The #1 New York Times bestselling author Mary Higgins Clark wrote over forty suspense novels, four collections of short stories, a historical novel, a memoir, and two children’s books. With bestselling author Alafair Burke she wrote the Under Suspicion series including The Cinderella Murder, All Dressed in White, The Sleeping Beauty Killer, Every Breath You Take, You Don’t Own Me, and Piece of My Heart. With her daughter Carol Higgins Clark, she coauthored five suspense novels. More than one hundred million copies of her books are in print in the United States alone. Her books are international bestsellers.
Booklist Clark is a master of suspense and an excellent storyteller. We'll Meet Again is first-rate entertainment.
The Daily Sun (Perry, GA) Mary Higgins Clark is one of those rare novelists whose books get better with each passing year. She is already one of the most beloved mystery writers of our generation and as such could coast along turning out pale imitations of her past hits. But not our Mary; she has to keep being more inventive and more entertaining with each new story she creates. Her latest is We'll Meet Again and it is one of her best....Find a comfortable chair and dive in. You owe yourself this pleasure.
Roanoke Times (VA) We'll Meet Again speeds along at an enjoyable breakneck pace....
The Knoxville News-Sentinel (TN) Another page-turner....
Arvada Community News (Denver) This is Mary Higgins Clark at her finest and her millions of fans will love it.
The Florida Times-Union A fast, fun read....You'll be reading late into the night as you have with previous Mary Higgins Clark bestsellers.
Abilene Reporter-News (TX) When it comes to suspense, there's no writer today more capable of keeping the reader completely absorbed than Mary Higgins Clark. She does it again in We'll Meet Again.

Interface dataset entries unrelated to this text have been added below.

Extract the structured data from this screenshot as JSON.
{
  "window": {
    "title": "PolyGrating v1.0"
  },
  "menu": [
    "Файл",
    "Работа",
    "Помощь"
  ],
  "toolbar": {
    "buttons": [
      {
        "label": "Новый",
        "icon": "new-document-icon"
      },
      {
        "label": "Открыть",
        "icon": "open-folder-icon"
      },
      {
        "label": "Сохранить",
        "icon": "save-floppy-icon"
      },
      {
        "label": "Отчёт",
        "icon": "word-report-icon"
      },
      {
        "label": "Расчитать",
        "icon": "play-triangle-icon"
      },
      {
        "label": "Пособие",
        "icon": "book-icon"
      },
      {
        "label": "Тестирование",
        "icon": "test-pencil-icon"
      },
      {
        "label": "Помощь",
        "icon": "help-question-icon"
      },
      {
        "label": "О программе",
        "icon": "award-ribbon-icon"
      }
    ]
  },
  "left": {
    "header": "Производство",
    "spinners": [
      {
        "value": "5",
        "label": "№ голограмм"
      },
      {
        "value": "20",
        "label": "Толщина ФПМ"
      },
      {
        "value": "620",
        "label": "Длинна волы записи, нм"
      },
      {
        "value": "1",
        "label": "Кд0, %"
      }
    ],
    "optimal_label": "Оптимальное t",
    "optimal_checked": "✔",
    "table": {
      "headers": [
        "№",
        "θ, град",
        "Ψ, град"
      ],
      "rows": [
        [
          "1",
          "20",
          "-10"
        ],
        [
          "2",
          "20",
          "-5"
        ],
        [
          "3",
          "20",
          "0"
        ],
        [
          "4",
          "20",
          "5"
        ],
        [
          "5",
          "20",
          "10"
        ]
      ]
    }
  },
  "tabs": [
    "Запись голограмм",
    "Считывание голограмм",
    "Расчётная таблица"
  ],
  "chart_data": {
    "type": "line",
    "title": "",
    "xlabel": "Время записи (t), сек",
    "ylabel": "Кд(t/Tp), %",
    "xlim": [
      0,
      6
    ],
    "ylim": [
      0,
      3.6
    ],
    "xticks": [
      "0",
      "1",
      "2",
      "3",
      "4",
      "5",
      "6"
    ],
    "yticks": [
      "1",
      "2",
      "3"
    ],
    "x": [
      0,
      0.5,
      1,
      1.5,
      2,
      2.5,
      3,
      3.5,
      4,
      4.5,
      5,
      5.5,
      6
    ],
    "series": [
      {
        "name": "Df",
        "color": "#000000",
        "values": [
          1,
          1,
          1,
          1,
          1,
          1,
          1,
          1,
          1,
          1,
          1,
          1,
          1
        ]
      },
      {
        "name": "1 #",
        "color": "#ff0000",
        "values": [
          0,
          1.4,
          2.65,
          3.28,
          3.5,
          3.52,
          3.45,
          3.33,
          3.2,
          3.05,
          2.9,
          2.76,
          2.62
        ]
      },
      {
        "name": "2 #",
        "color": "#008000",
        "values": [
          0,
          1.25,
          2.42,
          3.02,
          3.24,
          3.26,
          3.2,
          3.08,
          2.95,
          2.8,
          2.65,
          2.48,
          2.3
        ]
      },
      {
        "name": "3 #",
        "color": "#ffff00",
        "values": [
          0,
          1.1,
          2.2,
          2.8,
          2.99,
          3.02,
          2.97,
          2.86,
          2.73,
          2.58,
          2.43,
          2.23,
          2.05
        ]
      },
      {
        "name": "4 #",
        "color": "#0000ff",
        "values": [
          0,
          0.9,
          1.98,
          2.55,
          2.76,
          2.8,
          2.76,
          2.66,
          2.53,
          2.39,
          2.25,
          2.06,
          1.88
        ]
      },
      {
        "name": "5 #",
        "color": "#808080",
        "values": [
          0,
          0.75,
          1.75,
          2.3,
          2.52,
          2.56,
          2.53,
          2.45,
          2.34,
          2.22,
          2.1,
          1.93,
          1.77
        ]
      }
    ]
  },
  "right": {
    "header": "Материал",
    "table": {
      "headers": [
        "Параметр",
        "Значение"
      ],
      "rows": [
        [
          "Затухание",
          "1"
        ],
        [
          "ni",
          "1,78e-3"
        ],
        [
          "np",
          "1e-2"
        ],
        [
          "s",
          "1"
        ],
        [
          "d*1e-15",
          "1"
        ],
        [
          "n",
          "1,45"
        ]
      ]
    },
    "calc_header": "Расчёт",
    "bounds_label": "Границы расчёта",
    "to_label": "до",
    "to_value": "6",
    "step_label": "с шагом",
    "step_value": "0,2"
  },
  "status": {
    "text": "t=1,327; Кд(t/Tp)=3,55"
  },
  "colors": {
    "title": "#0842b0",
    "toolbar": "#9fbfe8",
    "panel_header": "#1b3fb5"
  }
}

The Indianapolis Star Clark is a longtime master of suspense....As with all Mary Higgins Clark books, the action is fast-paced, starting with the first page....An engaging plot...filled with the ingredients Clark's fans have come to love.